A third-party investigative panel found 27 coaches of the All Japan Judo Federation illicitly received state-backed subsidies totaling 36.2 million yen.
The panel set up by the federation to probe the systematic misuse of subsidies said Friday that 27 of the 63 coaches had been in fact ineligible to receive them.
The figure is part of a problematic 60.55 million yen out of a total 198.7 million yen in subsidies the federation received over six years from fiscal 2007, the panel said.
The panel said it recognized the 27 coaches were considered ineligible because they either rarely made contact with the athletes they were supposed to instruct or they continued to receive subsidies even after their athletes retired.
The illicit funds were mainly used for food and drinks for athletes and for entertaining coaches of other nations, according to the report.
Prime Minister Shinzo Abe's reshuffled Cabinet was launched Wednesday, with key ministers including Deputy Prime Minister and Finance Minister Taro Aso as well as Chief Cabinet Secretary Yoshihide Suga retaining their posts. (The Japan News)
Nagano Prefectural Police announced on Wednesday that a member of a newly formed organized crime group who had been shot at a hot springs resort in Iida City has died, reports TV Asahi (Oct. 7). (Tokyo Reporter)
Tokyo police found there were at least 10 suspicious phone calls in the Japanese capital linked to the My Number 12-digit identification number system for social security and tax this month, it was learned Thursday. (The Japan News)
Child welfare authorities dealt with nearly 90,000 child abuse cases in the fiscal year ending March, a government survey showed Thursday, with experts blaming the record-high figure on increased poverty and the isolation of some families. (Japan Times)
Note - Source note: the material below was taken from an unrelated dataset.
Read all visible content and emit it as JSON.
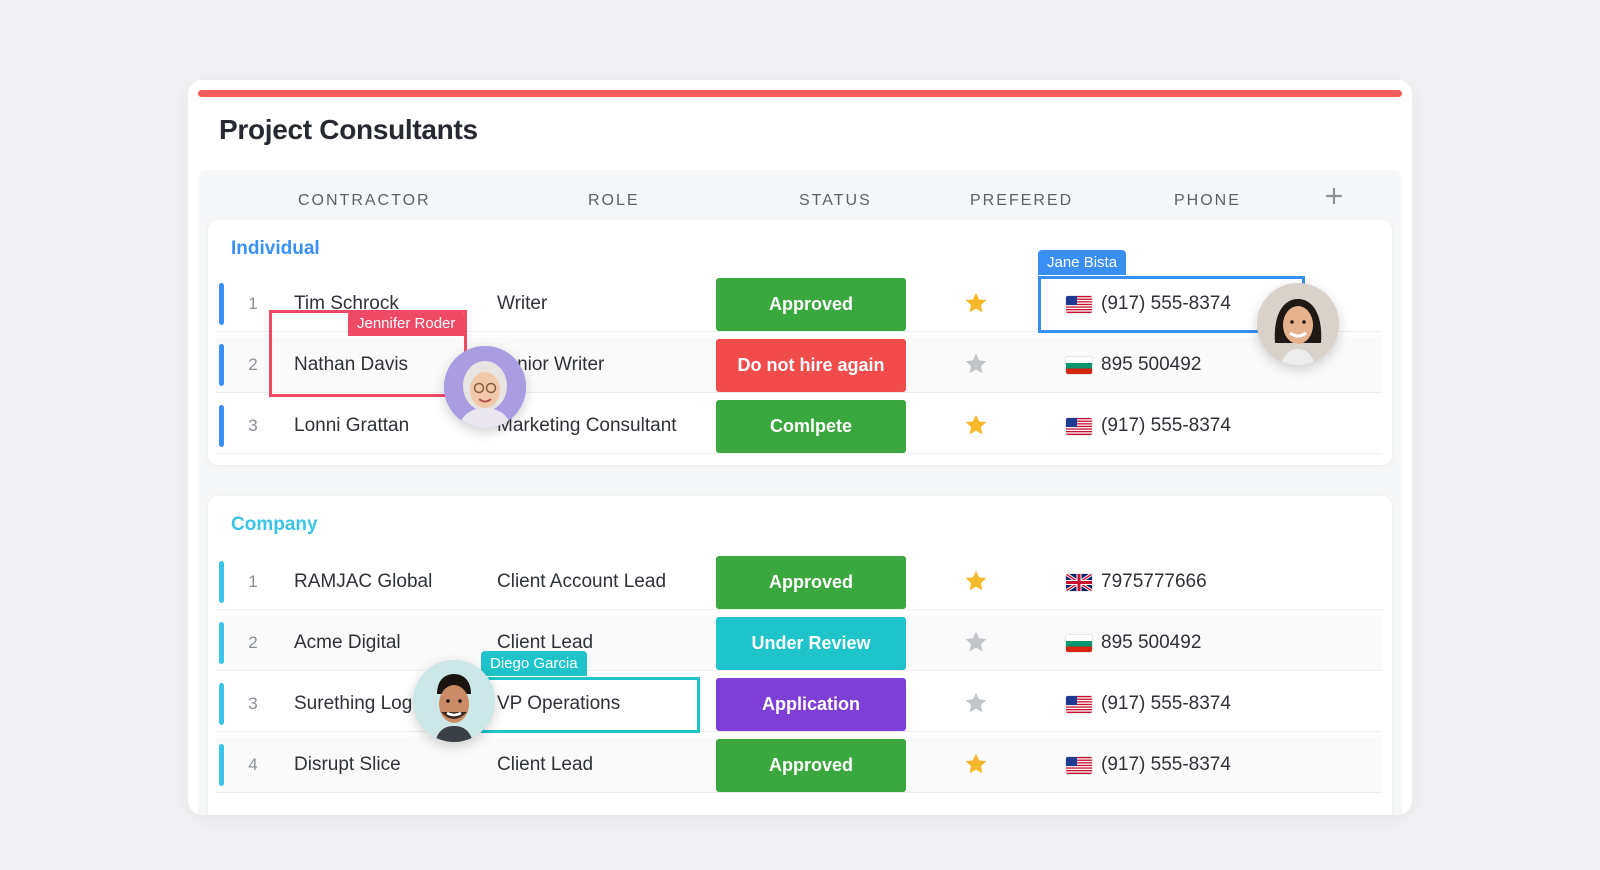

Niigata Prefectural Police on Tuesday raided headquarters of the troubled Yamaguchi-gumi organized crime group as a part of an investigation into a baseball gambling case, reports the Sankei Shimbun (Oct. 6). (Tokyo Reporter)